**Task to complete:** The only thing to send back is the number of lines below that hold the string "page".

■ ■ ■ ■ ■ ■ ■

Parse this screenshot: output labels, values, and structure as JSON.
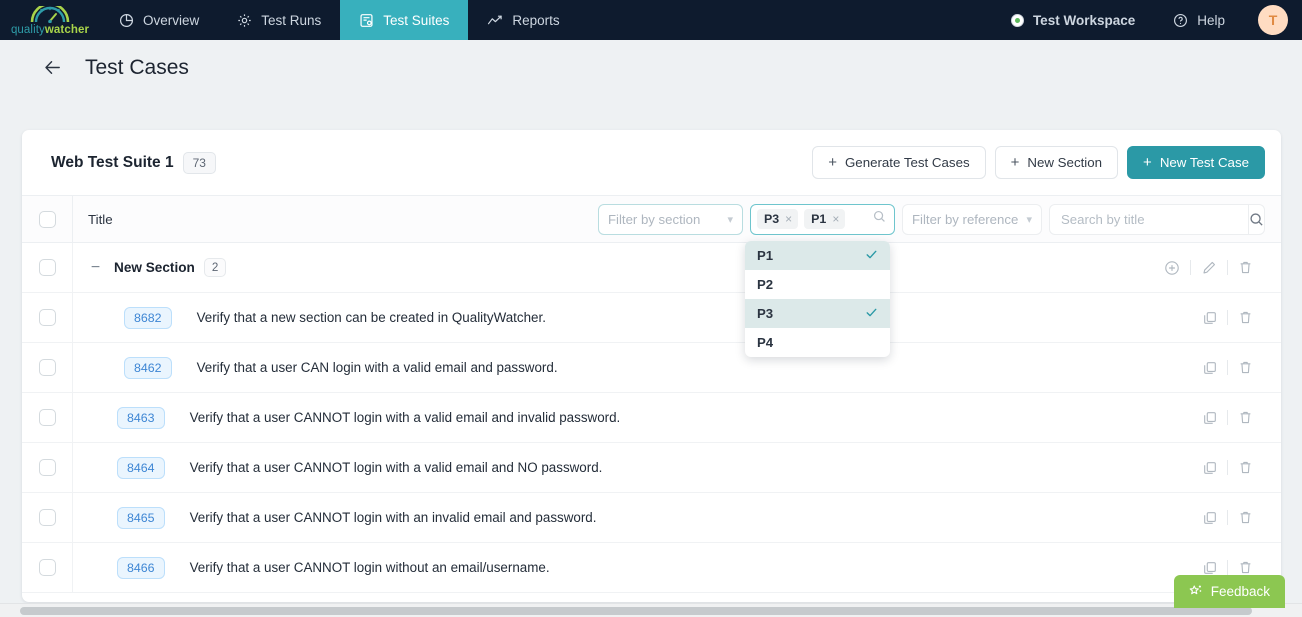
{
  "nav": {
    "logo": {
      "part1": "quality",
      "part2": "watcher",
      "icon": "gauge-icon"
    },
    "items": [
      {
        "label": "Overview",
        "icon": "pie-chart-icon",
        "active": false
      },
      {
        "label": "Test Runs",
        "icon": "gear-icon",
        "active": false
      },
      {
        "label": "Test Suites",
        "icon": "test-suite-icon",
        "active": true
      },
      {
        "label": "Reports",
        "icon": "line-chart-icon",
        "active": false
      }
    ],
    "workspace": {
      "label": "Test Workspace",
      "icon": "workspace-dot-icon",
      "status_color": "#5cb85c"
    },
    "help": {
      "label": "Help",
      "icon": "help-circle-icon"
    },
    "avatar": {
      "initial": "T",
      "bg": "#ffdcc2",
      "fg": "#e08a42"
    }
  },
  "page": {
    "title": "Test Cases",
    "back_icon": "arrow-left-icon"
  },
  "suite": {
    "name": "Web Test Suite 1",
    "count": "73",
    "buttons": {
      "generate": "Generate Test Cases",
      "new_section": "New Section",
      "new_test_case": "New Test Case"
    },
    "plus": "+"
  },
  "table": {
    "column_title": "Title",
    "filters": {
      "section_placeholder": "Filter by section",
      "reference_placeholder": "Filter by reference",
      "search_placeholder": "Search by title",
      "search_value": "",
      "priority_tags": [
        "P3",
        "P1"
      ],
      "tag_remove": "×"
    },
    "dropdown": {
      "options": [
        {
          "label": "P1",
          "selected": true
        },
        {
          "label": "P2",
          "selected": false
        },
        {
          "label": "P3",
          "selected": true
        },
        {
          "label": "P4",
          "selected": false
        }
      ]
    },
    "section": {
      "name": "New Section",
      "count": "2",
      "collapse_glyph": "−"
    },
    "rows": [
      {
        "id": "8682",
        "title": "Verify that a new section can be created in QualityWatcher.",
        "indent": true
      },
      {
        "id": "8462",
        "title": "Verify that a user CAN login with a valid email and password.",
        "indent": true
      },
      {
        "id": "8463",
        "title": "Verify that a user CANNOT login with a valid email and invalid password.",
        "indent": false
      },
      {
        "id": "8464",
        "title": "Verify that a user CANNOT login with a valid email and NO password.",
        "indent": false
      },
      {
        "id": "8465",
        "title": "Verify that a user CANNOT login with an invalid email and password.",
        "indent": false
      },
      {
        "id": "8466",
        "title": "Verify that a user CANNOT login without an email/username.",
        "indent": false
      }
    ]
  },
  "feedback": {
    "label": "Feedback",
    "icon": "sparkle-star-icon",
    "color": "#8cc751"
  },
  "theme": {
    "accent": "#2b99a6",
    "nav_bg": "#0e1b2e",
    "nav_active": "#38b0bd",
    "id_badge": "#3e86d4"
  }
}
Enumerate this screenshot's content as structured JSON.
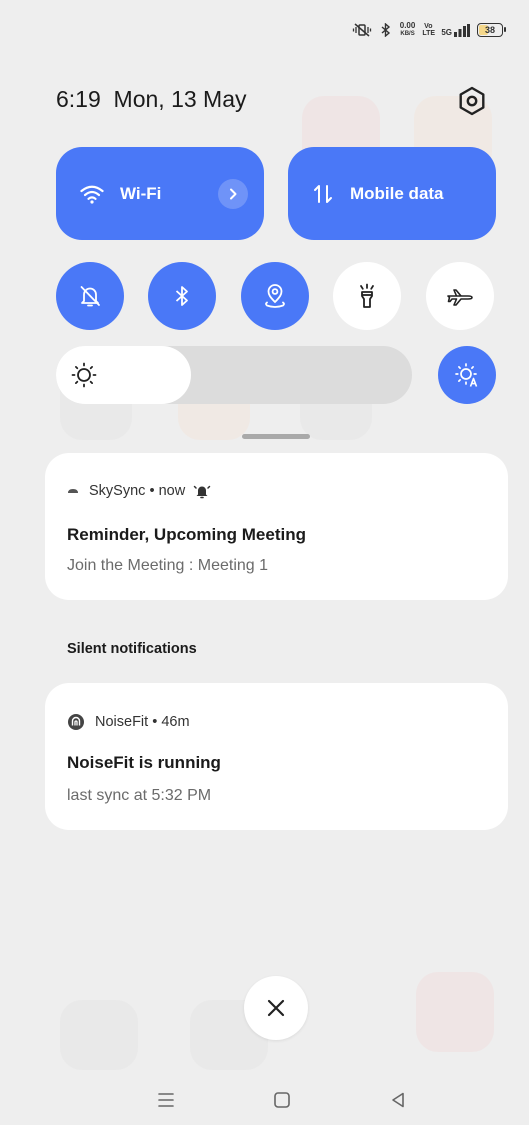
{
  "status_bar": {
    "net_speed_value": "0.00",
    "net_speed_unit": "KB/S",
    "volte": "Vo LTE",
    "network": "5G",
    "battery": "38"
  },
  "header": {
    "time": "6:19",
    "date": "Mon, 13 May"
  },
  "tiles": {
    "wifi_label": "Wi-Fi",
    "mobile_label": "Mobile data"
  },
  "toggles": [
    {
      "icon": "silent-bell-icon",
      "state": "on"
    },
    {
      "icon": "bluetooth-icon",
      "state": "on"
    },
    {
      "icon": "location-icon",
      "state": "on"
    },
    {
      "icon": "flashlight-icon",
      "state": "off"
    },
    {
      "icon": "airplane-icon",
      "state": "off"
    }
  ],
  "brightness": {
    "level": 0.38,
    "auto": true
  },
  "notifications": [
    {
      "app": "SkySync",
      "time": "now",
      "title": "Reminder, Upcoming Meeting",
      "body": "Join the Meeting : Meeting 1"
    }
  ],
  "silent_section": {
    "label": "Silent notifications",
    "items": [
      {
        "app": "NoiseFit",
        "time": "46m",
        "title": "NoiseFit is running",
        "body": "last sync at 5:32 PM"
      }
    ]
  },
  "colors": {
    "accent": "#4a78f7",
    "background": "#eeeeee",
    "card": "#ffffff"
  }
}
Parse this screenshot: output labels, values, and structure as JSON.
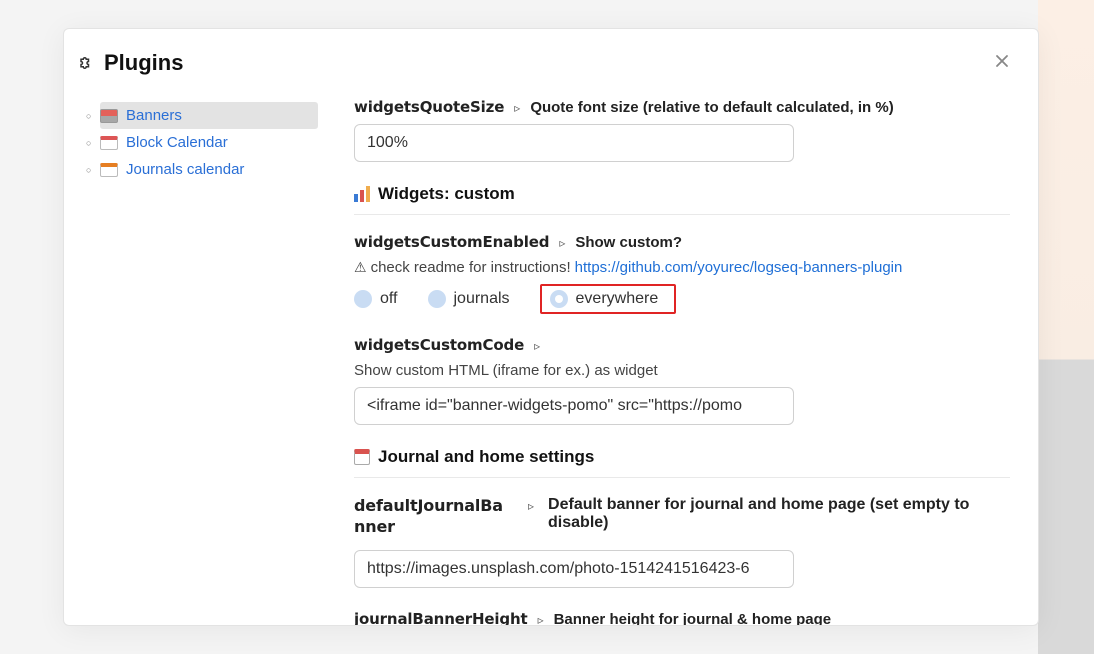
{
  "modal": {
    "title": "Plugins"
  },
  "sidebar": {
    "items": [
      {
        "label": "Banners"
      },
      {
        "label": "Block Calendar"
      },
      {
        "label": "Journals calendar"
      }
    ]
  },
  "settings": {
    "quoteSize": {
      "key": "widgetsQuoteSize",
      "desc": "Quote font size (relative to default calculated, in %)",
      "value": "100%"
    },
    "section_custom": "Widgets: custom",
    "customEnabled": {
      "key": "widgetsCustomEnabled",
      "desc": "Show custom?",
      "help_pre": "check readme for instructions!",
      "help_link": "https://github.com/yoyurec/logseq-banners-plugin",
      "options": [
        {
          "label": "off",
          "selected": false
        },
        {
          "label": "journals",
          "selected": false
        },
        {
          "label": "everywhere",
          "selected": true
        }
      ]
    },
    "customCode": {
      "key": "widgetsCustomCode",
      "help": "Show custom HTML (iframe for ex.) as widget",
      "value": "<iframe id=\"banner-widgets-pomo\" src=\"https://pomo"
    },
    "section_journal": "Journal and home settings",
    "defaultJournalBanner": {
      "key": "defaultJournalBanner",
      "desc": "Default banner for journal and home page (set empty to disable)",
      "value": "https://images.unsplash.com/photo-1514241516423-6"
    },
    "journalBannerHeight": {
      "key": "journalBannerHeight",
      "desc": "Banner height for journal & home page"
    }
  }
}
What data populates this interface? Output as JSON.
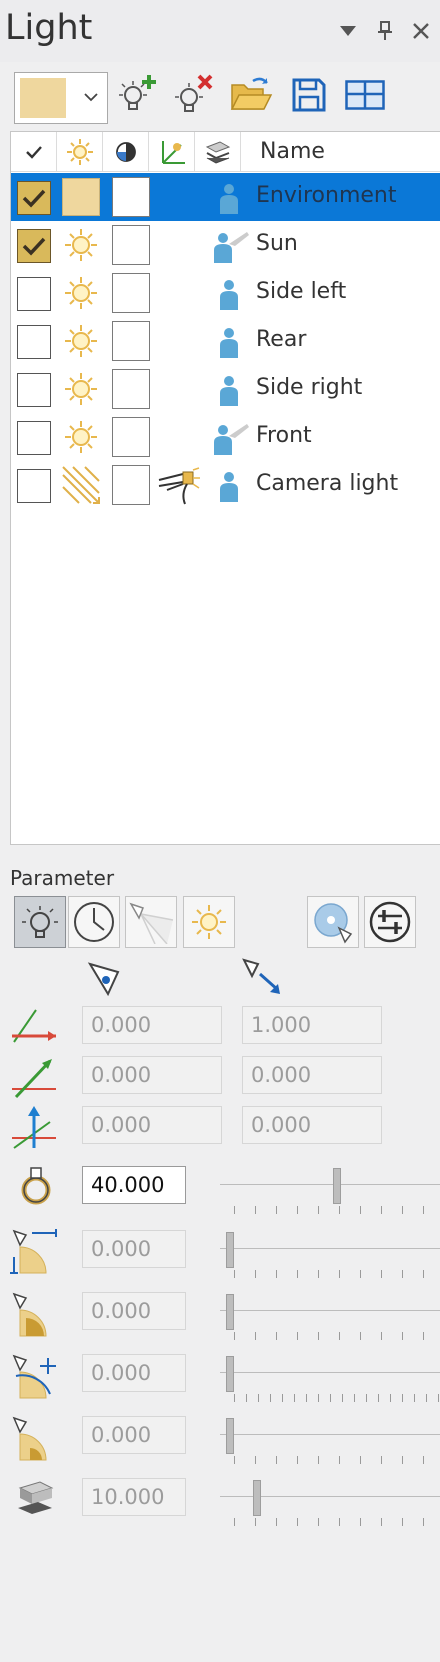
{
  "panel": {
    "title": "Light"
  },
  "icons": {
    "dropdown": "chevron-down-icon",
    "pin": "pin-icon",
    "close": "close-icon"
  },
  "colors": {
    "selection": "#0b78d7",
    "swatch": "#efd79e",
    "checked": "#d9b95b",
    "person": "#5aa7d6",
    "sun": "#e8b84d"
  },
  "list": {
    "headers": {
      "name": "Name"
    },
    "rows": [
      {
        "name": "Environment",
        "checked": true,
        "selected": true
      },
      {
        "name": "Sun",
        "checked": true,
        "selected": false
      },
      {
        "name": "Side left",
        "checked": false,
        "selected": false
      },
      {
        "name": "Rear",
        "checked": false,
        "selected": false
      },
      {
        "name": "Side right",
        "checked": false,
        "selected": false
      },
      {
        "name": "Front",
        "checked": false,
        "selected": false
      },
      {
        "name": "Camera light",
        "checked": false,
        "selected": false
      }
    ]
  },
  "parameter": {
    "label": "Parameter",
    "position_x": {
      "a": "0.000",
      "b": "1.000"
    },
    "position_y": {
      "a": "0.000",
      "b": "0.000"
    },
    "position_z": {
      "a": "0.000",
      "b": "0.000"
    },
    "intensity": "40.000",
    "cone_1": "0.000",
    "cone_2": "0.000",
    "cone_3": "0.000",
    "cone_4": "0.000",
    "shadow": "10.000",
    "slider_levels": {
      "intensity": 0.4,
      "cone_1": 0,
      "cone_2": 0,
      "cone_3": 0,
      "cone_4": 0,
      "shadow": 0.1
    }
  }
}
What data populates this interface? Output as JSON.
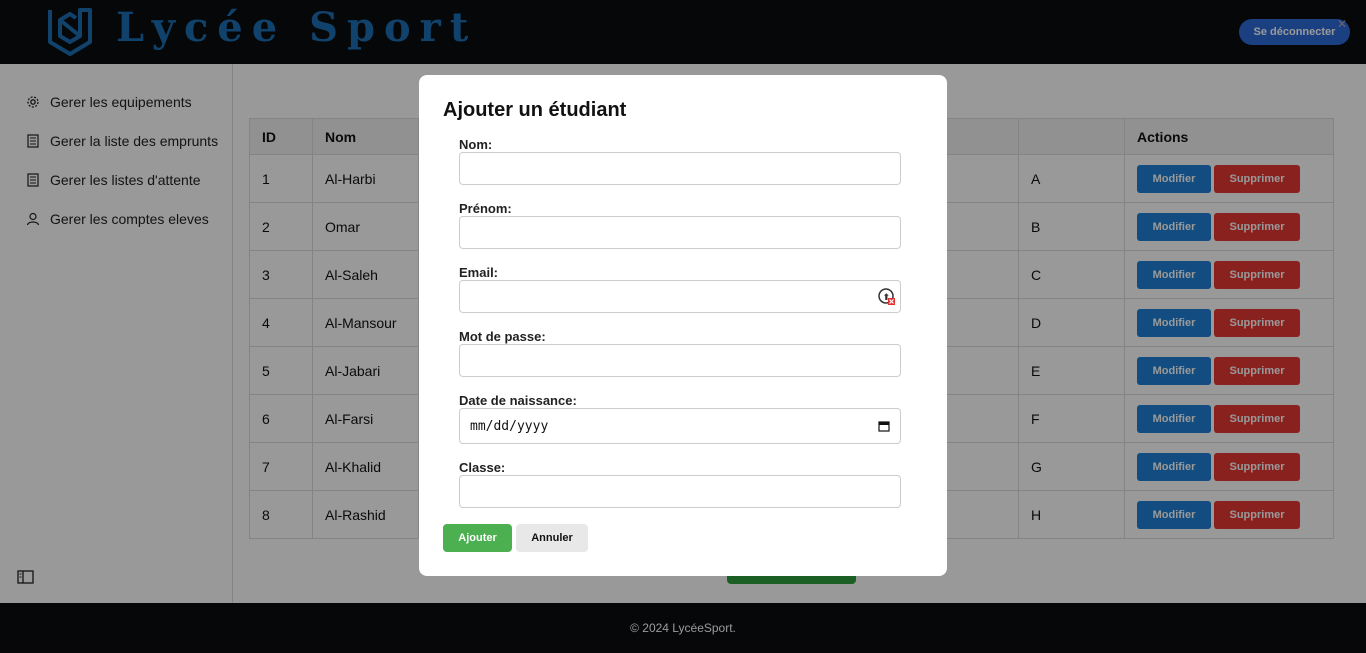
{
  "header": {
    "app_title": "Lycée Sport",
    "logout_label": "Se déconnecter",
    "logout_close": "✕"
  },
  "sidebar": {
    "items": [
      {
        "label": "Gerer les equipements",
        "icon": "gear-icon"
      },
      {
        "label": "Gerer la liste des emprunts",
        "icon": "list-icon"
      },
      {
        "label": "Gerer les listes d'attente",
        "icon": "list-icon"
      },
      {
        "label": "Gerer les comptes eleves",
        "icon": "user-icon"
      }
    ],
    "toggle_icon": "sidebar-toggle-icon"
  },
  "table": {
    "headers": [
      "ID",
      "Nom",
      "Actions"
    ],
    "rows": [
      {
        "id": "1",
        "nom": "Al-Harbi",
        "classe": "A"
      },
      {
        "id": "2",
        "nom": "Omar",
        "classe": "B"
      },
      {
        "id": "3",
        "nom": "Al-Saleh",
        "classe": "C"
      },
      {
        "id": "4",
        "nom": "Al-Mansour",
        "classe": "D"
      },
      {
        "id": "5",
        "nom": "Al-Jabari",
        "classe": "E"
      },
      {
        "id": "6",
        "nom": "Al-Farsi",
        "classe": "F"
      },
      {
        "id": "7",
        "nom": "Al-Khalid",
        "classe": "G"
      },
      {
        "id": "8",
        "nom": "Al-Rashid",
        "classe": "H"
      }
    ],
    "edit_label": "Modifier",
    "delete_label": "Supprimer"
  },
  "footer": {
    "text": "© 2024 LycéeSport."
  },
  "modal": {
    "title": "Ajouter un étudiant",
    "fields": {
      "nom": {
        "label": "Nom:",
        "value": ""
      },
      "prenom": {
        "label": "Prénom:",
        "value": ""
      },
      "email": {
        "label": "Email:",
        "value": ""
      },
      "password": {
        "label": "Mot de passe:",
        "value": ""
      },
      "birthdate": {
        "label": "Date de naissance:",
        "placeholder": "mm/dd/yyyy"
      },
      "classe": {
        "label": "Classe:",
        "value": ""
      }
    },
    "submit_label": "Ajouter",
    "cancel_label": "Annuler"
  },
  "colors": {
    "header_bg": "#0b0c10",
    "brand": "#1b6fb5",
    "edit": "#1f7fd6",
    "delete": "#e53935",
    "submit": "#4caf50"
  }
}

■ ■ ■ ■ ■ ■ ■

**Written solution:** 3